YELLOWSTONE VOLCANO OBSERVATORY MONTHLY UPDATE
U.S. Geological Survey
Sunday, January 1, 2023, 10:26 AM MST (Sunday, January 1, 2023, 17:26 UTC)
YELLOWSTONE VOLCANO (VNUM #325010)
44°25'48" N 110°40'12" W, Summit Elevation 9203 ft (2805 m)
Current Volcano Alert Level: NORMAL
Current Aviation Color Code: GREEN
Recent Work and News
Steamboat Geyser had one major water eruption during the past month, on December 6, bringing the total number of eruptions in 2022 to 11. This is significantly less than the numbers of eruptions in 2021 (20), 2020 (48), 2019 (48), and 2018 (32), suggesting that the geyser’s episode of frequent eruptions may be approaching an end. But minor activity at the geyser picked up on December 18, so we might see another major water eruption in early 2023.
Overall, 2022 was an average year in terms of seismicity in the Yellowstone region, with slightly less than 2500 located earthquakes, the largest being an M4.2 event on May 11. Just over 1000 of these earthquakes occurred as part of a swarm near Grizzly Lake, between Norris Geyser Basin and Mammoth Hot Springs, that began in the summer and waxed and waned throughout the year, peaking in September. No significant changes in deformation occurred during the year, with typical caldera subsidence of a few centimeters (about an inch) interrupted during the summer months by a pause or slight uplift due to groundwater recharge. This pattern of subsidence with a summer interruption has been ongoing since 2015–2016.
The Yellowstone Volcano Observatory wishes everyone a happy and healthy 2023!
During December 2022, the University of Utah Seismograph Stations, responsible for the operation and analysis of the Yellowstone Seismic Network, located about 70 earthquakes in the Yellowstone National Park region. The largest event of the month was a minor earthquake of magnitude 2.5 located about 14 miles south-southwest of Mammoth Hot Springs in Yellowstone National Park on December 1 at 5:41 PM MST. This event was part of ongoing seismicity that began in the area on July 29. In December, approximately 28 earthquakes were added to the sequence, and seismicity continued through the end of the month. Earthquake sequences like these are common and account for roughly 50% of the total seismicity in the Yellowstone region.
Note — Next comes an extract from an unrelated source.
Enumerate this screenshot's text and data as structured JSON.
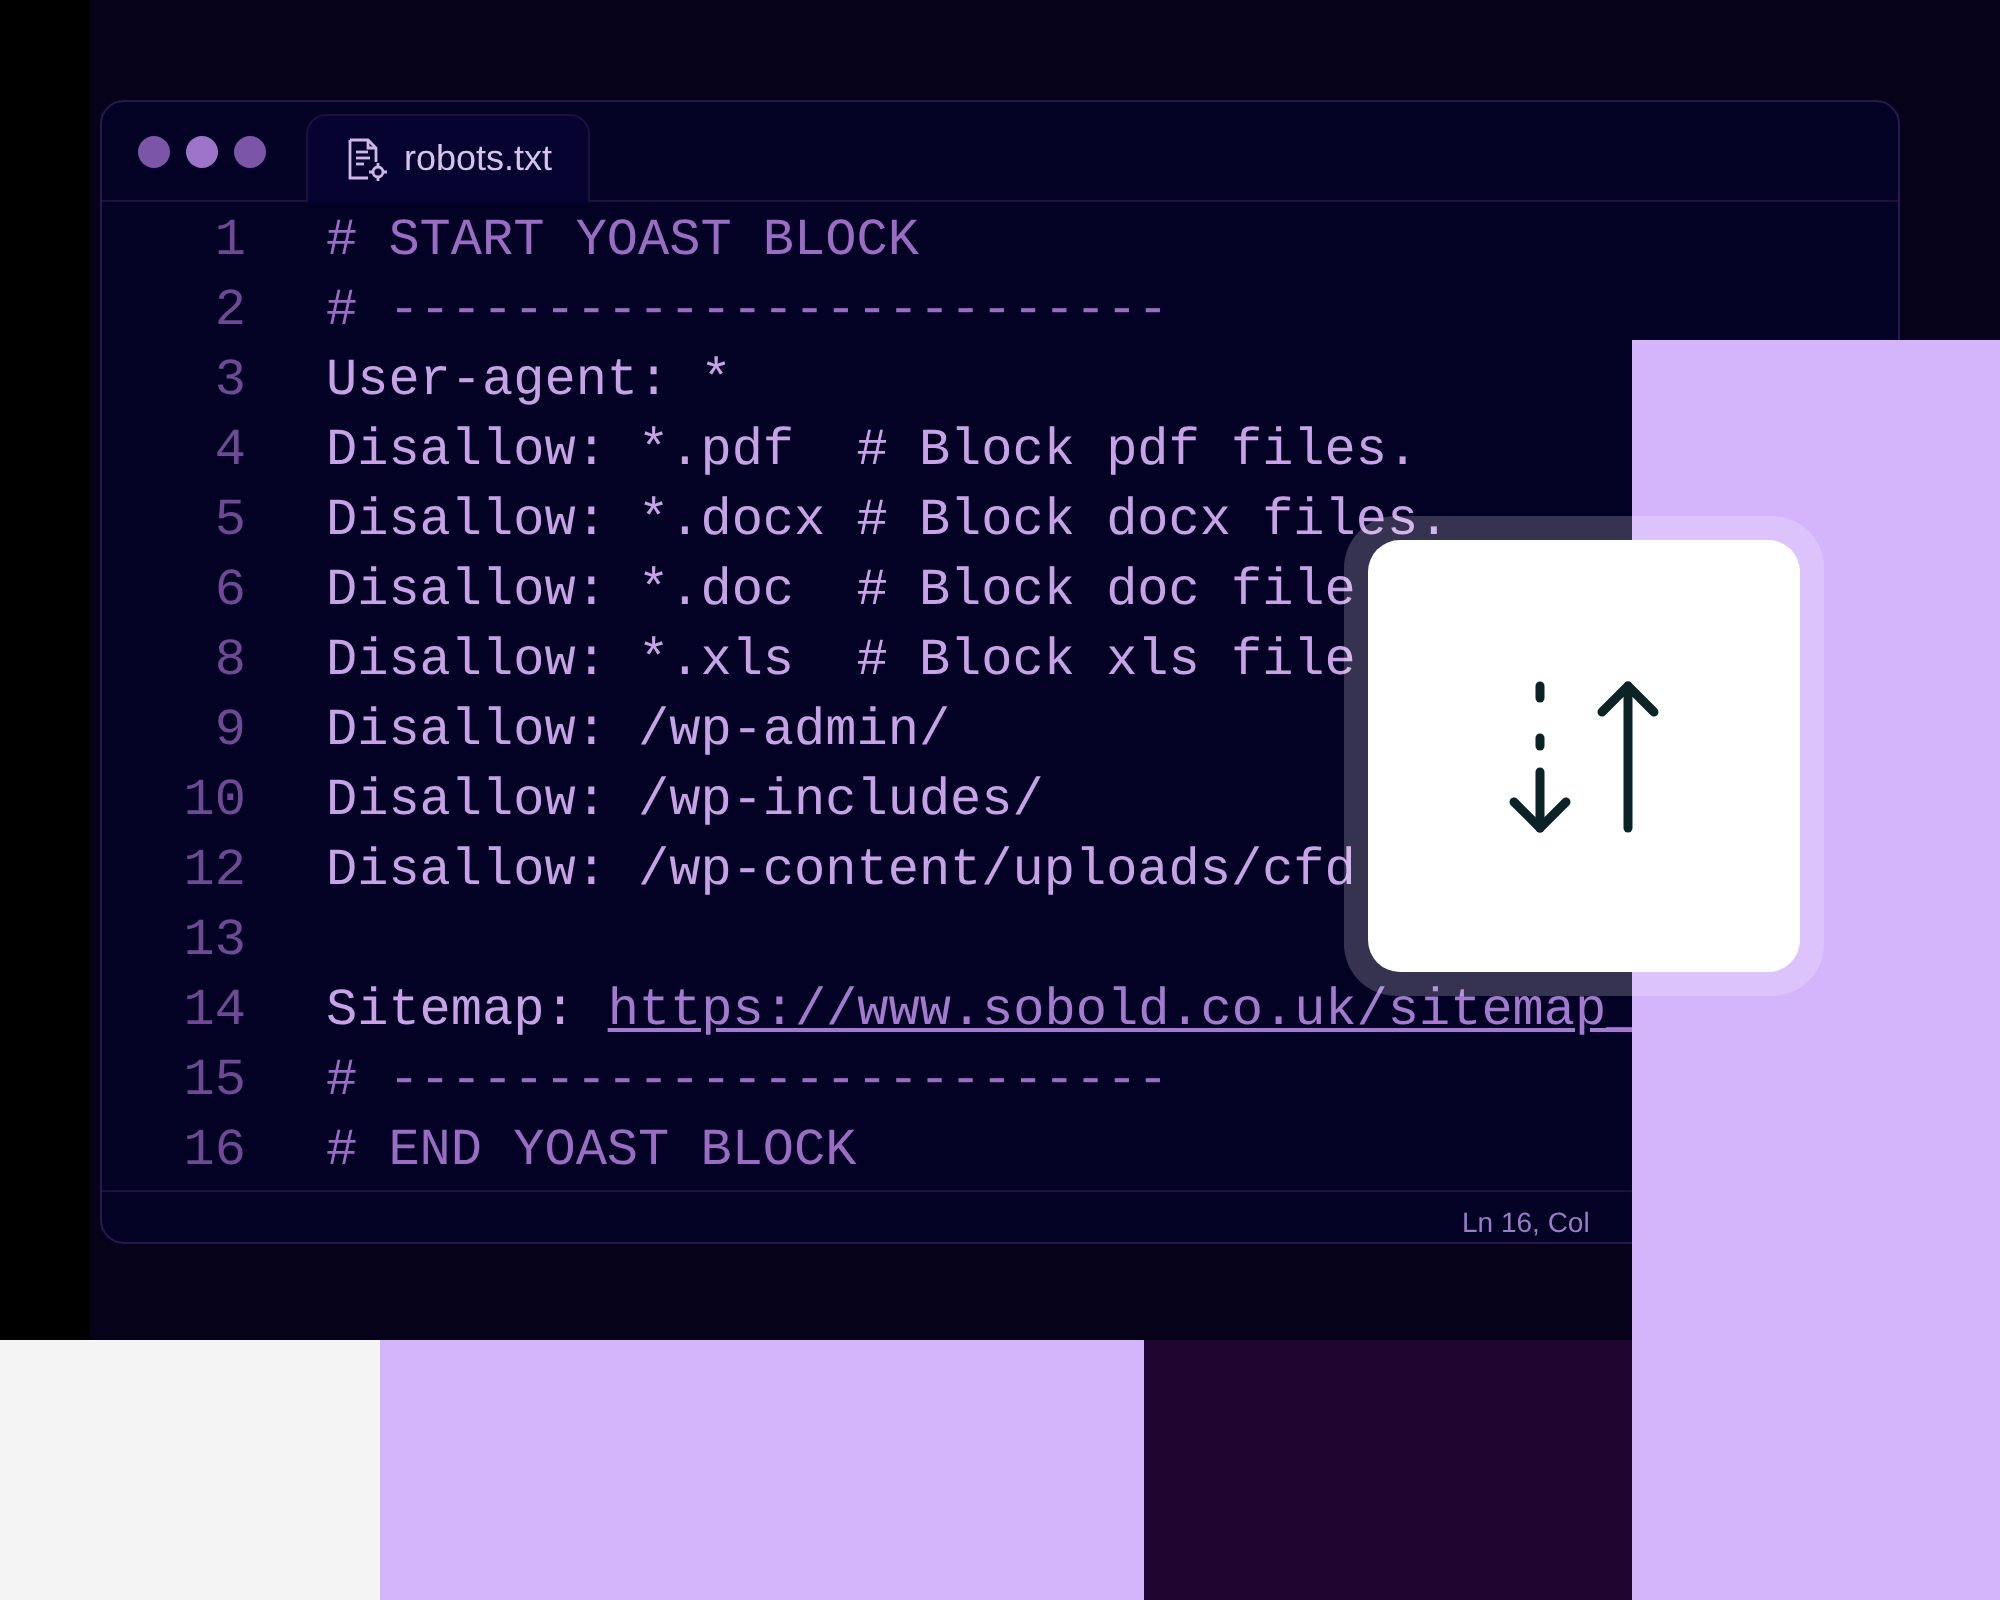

Yellowstone earthquake activity is currently at background levels.
Continuous GPS stations in Yellowstone Caldera recorded gradual subsidence at a rate of 2–3 centimeters (1 inch) per year, which has been ongoing since 2015. This subsidence was interrupted during the summer months as groundwater recharge from snowmelt caused the ground to swell slightly, but the subsidence resumed in late October. A similar pattern of ground deformation was measured in the area of Norris Geyser Basin. In early-mid December, snow and ice accumulation on GPS antennas due to a winter storm that impacted the region caused apparent subsidence of 1-2 cm (less than an inch). This signal reversed itself within a few days as the storm passed and snow/ice cover on the antennas diminished.
An example of GPS data can be found at http://www.unavco.org/instrumentation/networks/status/pbo/data/NRWY (click on Static Plots / Cleaned)
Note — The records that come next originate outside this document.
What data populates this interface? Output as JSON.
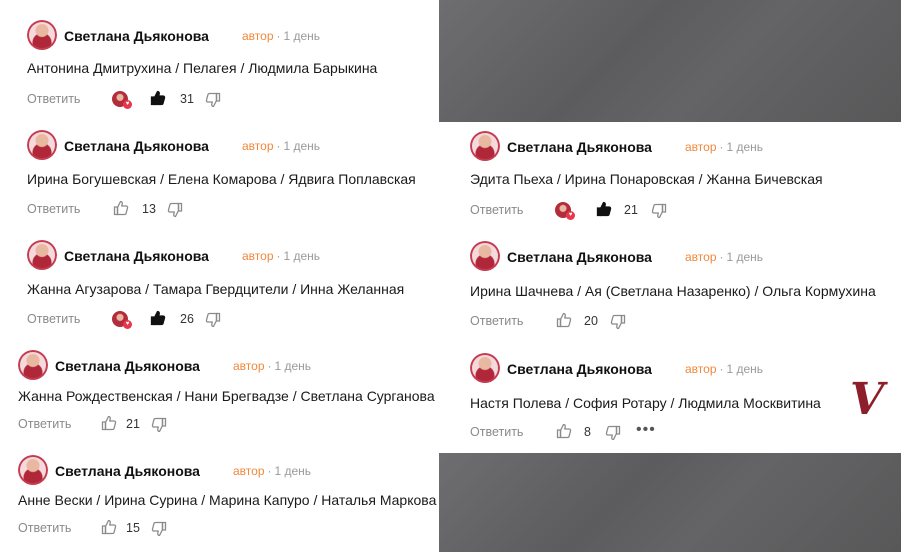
{
  "author_label": "автор",
  "time_label": "1 день",
  "reply_label": "Ответить",
  "more_label": "•••",
  "signature": "V",
  "colors": {
    "author": "#f0883c",
    "background_panel": "#626264",
    "text": "#1a1a1a"
  },
  "comments": [
    {
      "name": "Светлана Дьяконова",
      "text": "Антонина Дмитрухина / Пелагея / Людмила Барыкина",
      "likes": "31",
      "liked": true
    },
    {
      "name": "Светлана Дьяконова",
      "text": "Ирина Богушевская / Елена Комарова / Ядвига Поплавская",
      "likes": "13",
      "liked": false
    },
    {
      "name": "Светлана Дьяконова",
      "text": "Жанна Агузарова / Тамара Гвердцители / Инна Желанная",
      "likes": "26",
      "liked": true
    },
    {
      "name": "Светлана Дьяконова",
      "text": "Жанна Рождественская / Нани Брегвадзе / Светлана Сурганова",
      "likes": "21",
      "liked": false
    },
    {
      "name": "Светлана Дьяконова",
      "text": "Анне Вески / Ирина Сурина / Марина Капуро / Наталья Маркова",
      "likes": "15",
      "liked": false
    },
    {
      "name": "Светлана Дьяконова",
      "text": "Эдита Пьеха / Ирина Понаровская / Жанна Бичевская",
      "likes": "21",
      "liked": true
    },
    {
      "name": "Светлана Дьяконова",
      "text": "Ирина Шачнева / Ая (Светлана Назаренко) / Ольга Кормухина",
      "likes": "20",
      "liked": false
    },
    {
      "name": "Светлана Дьяконова",
      "text": "Настя Полева / София Ротару / Людмила Москвитина",
      "likes": "8",
      "liked": false
    }
  ]
}
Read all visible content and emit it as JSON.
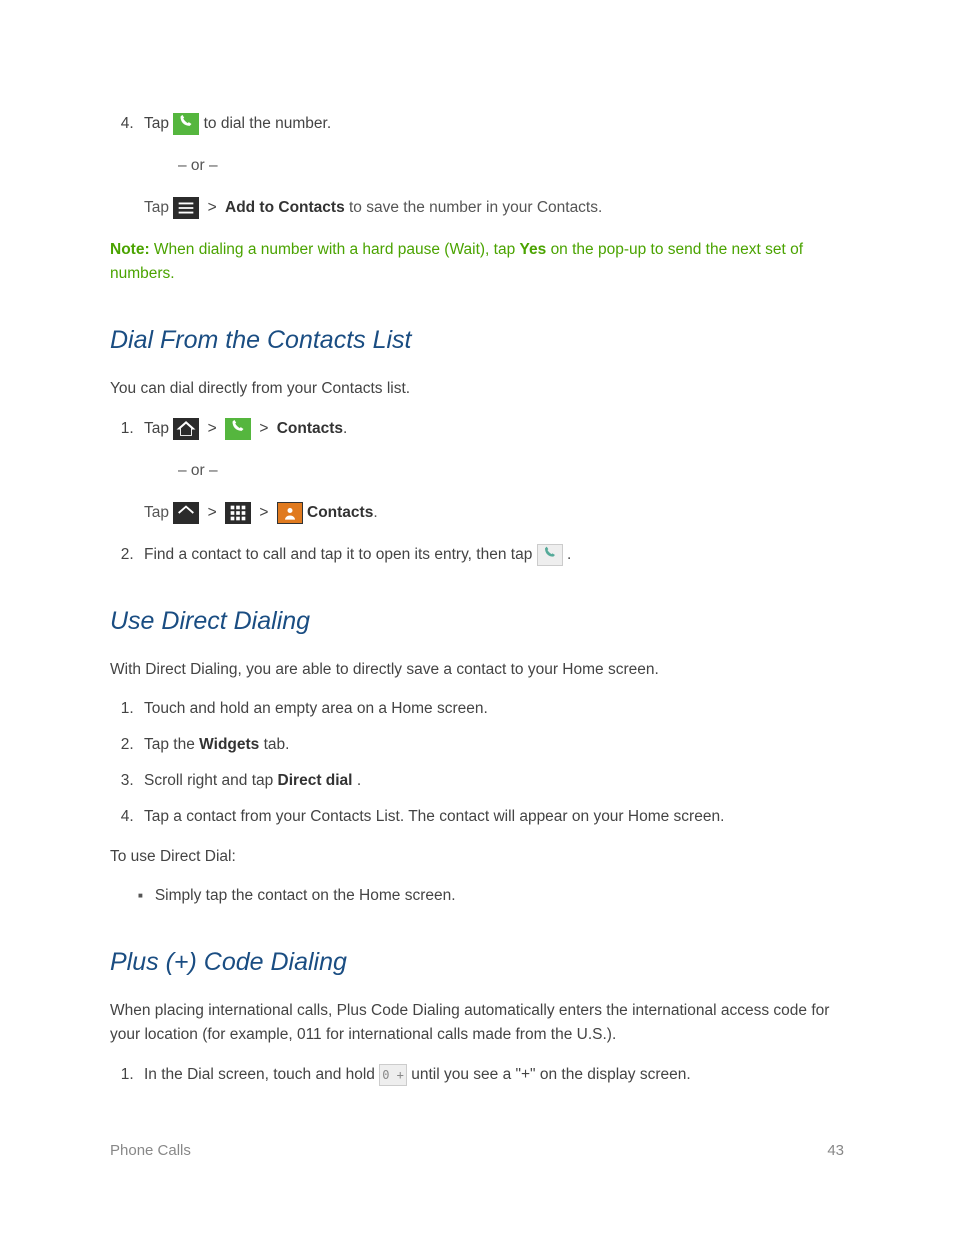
{
  "step4": {
    "num": "4.",
    "tap": "Tap",
    "after_icon": " to dial the number.",
    "or": "– or –",
    "tap2": "Tap",
    "add_contacts": "Add to Contacts",
    "after_add": " to save the number in your Contacts."
  },
  "note": {
    "label": "Note:",
    "pre": "  When dialing a number with a hard pause (Wait), tap ",
    "yes": "Yes",
    "post": " on the pop-up to send the next set of numbers."
  },
  "sec1": {
    "heading": "Dial From the Contacts List",
    "intro": "You can dial directly from your Contacts list.",
    "s1_num": "1.",
    "s1_tap": "Tap",
    "s1_contacts": "Contacts",
    "or": "– or –",
    "s1b_tap": "Tap",
    "s1b_contacts": "Contacts",
    "s2_num": "2.",
    "s2_text_pre": "Find a contact to call and tap it to open its entry, then tap ",
    "s2_text_post": "."
  },
  "sec2": {
    "heading": "Use Direct Dialing",
    "intro": "With Direct Dialing, you are able to directly save a contact to your Home screen.",
    "s1": "Touch and hold an empty area on a Home screen.",
    "s2_pre": "Tap the ",
    "s2_bold": "Widgets",
    "s2_post": " tab.",
    "s3_pre": "Scroll right and tap ",
    "s3_bold": "Direct dial",
    "s3_post": ".",
    "s4": "Tap a contact from your Contacts List. The contact will appear on your Home screen.",
    "to_use": "To use Direct Dial:",
    "bullet": "Simply tap the contact on the Home screen."
  },
  "sec3": {
    "heading": "Plus (+) Code Dialing",
    "intro": "When placing international calls, Plus Code Dialing automatically enters the international access code for your location (for example, 011 for international calls made from the U.S.).",
    "s1_pre": "In the Dial screen, touch and hold ",
    "s1_key": "0 +",
    "s1_post": " until you see a \"+\" on the display screen."
  },
  "footer": {
    "left": "Phone Calls",
    "right": "43"
  }
}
The Yellowstone Volcano Observatory (YVO) provides long-term monitoring of volcanic and earthquake activity in the Yellowstone National Park region. Yellowstone is the site of the largest and most diverse collection of natural thermal features in the world and the first National Park. YVO is one of the five USGS Volcano Observatories that monitor volcanoes within the United States for science and public safety.
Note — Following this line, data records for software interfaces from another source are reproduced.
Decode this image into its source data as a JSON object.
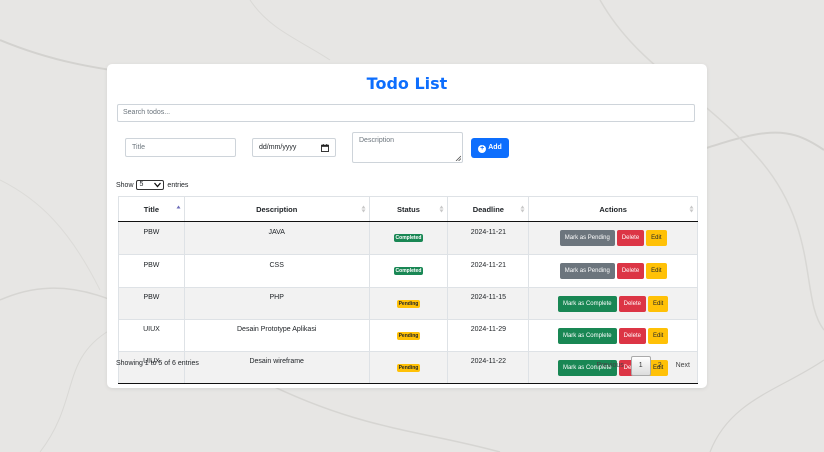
{
  "app": {
    "title": "Todo List",
    "accent_color": "#0d6efd"
  },
  "search": {
    "placeholder": "Search todos..."
  },
  "form": {
    "title_placeholder": "Title",
    "date_placeholder": "dd/mm/yyyy",
    "description_placeholder": "Description",
    "add_label": "Add",
    "add_icon": "plus-circle-icon"
  },
  "length": {
    "prefix": "Show",
    "value": "5",
    "suffix": "entries"
  },
  "table": {
    "columns": [
      "Title",
      "Description",
      "Status",
      "Deadline",
      "Actions"
    ],
    "sorted_column": "Title",
    "rows": [
      {
        "title": "PBW",
        "description": "JAVA",
        "status": "Completed",
        "deadline": "2024-11-21",
        "toggle": "Mark as Pending",
        "delete": "Delete",
        "edit": "Edit"
      },
      {
        "title": "PBW",
        "description": "CSS",
        "status": "Completed",
        "deadline": "2024-11-21",
        "toggle": "Mark as Pending",
        "delete": "Delete",
        "edit": "Edit"
      },
      {
        "title": "PBW",
        "description": "PHP",
        "status": "Pending",
        "deadline": "2024-11-15",
        "toggle": "Mark as Complete",
        "delete": "Delete",
        "edit": "Edit"
      },
      {
        "title": "UIUX",
        "description": "Desain Prototype Aplikasi",
        "status": "Pending",
        "deadline": "2024-11-29",
        "toggle": "Mark as Complete",
        "delete": "Delete",
        "edit": "Edit"
      },
      {
        "title": "UIUX",
        "description": "Desain wireframe",
        "status": "Pending",
        "deadline": "2024-11-22",
        "toggle": "Mark as Complete",
        "delete": "Delete",
        "edit": "Edit"
      }
    ]
  },
  "footer": {
    "info": "Showing 1 to 5 of 6 entries",
    "previous": "Previous",
    "pages": [
      "1",
      "2"
    ],
    "current_page": "1",
    "next": "Next"
  },
  "colors": {
    "completed": "#198754",
    "pending": "#ffc107",
    "pending_btn": "#6c757d",
    "complete_btn": "#198754",
    "delete_btn": "#dc3545",
    "edit_btn": "#ffc107"
  }
}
YVO Member agencies: USGS, Yellowstone National Park, University of Utah, University of Wyoming, Montana State University, UNAVCO, Inc., Wyoming State Geological Survey, Montana Bureau of Mines and Geology, Idaho Geological Survey
Michael Poland, Scientist-in-Charge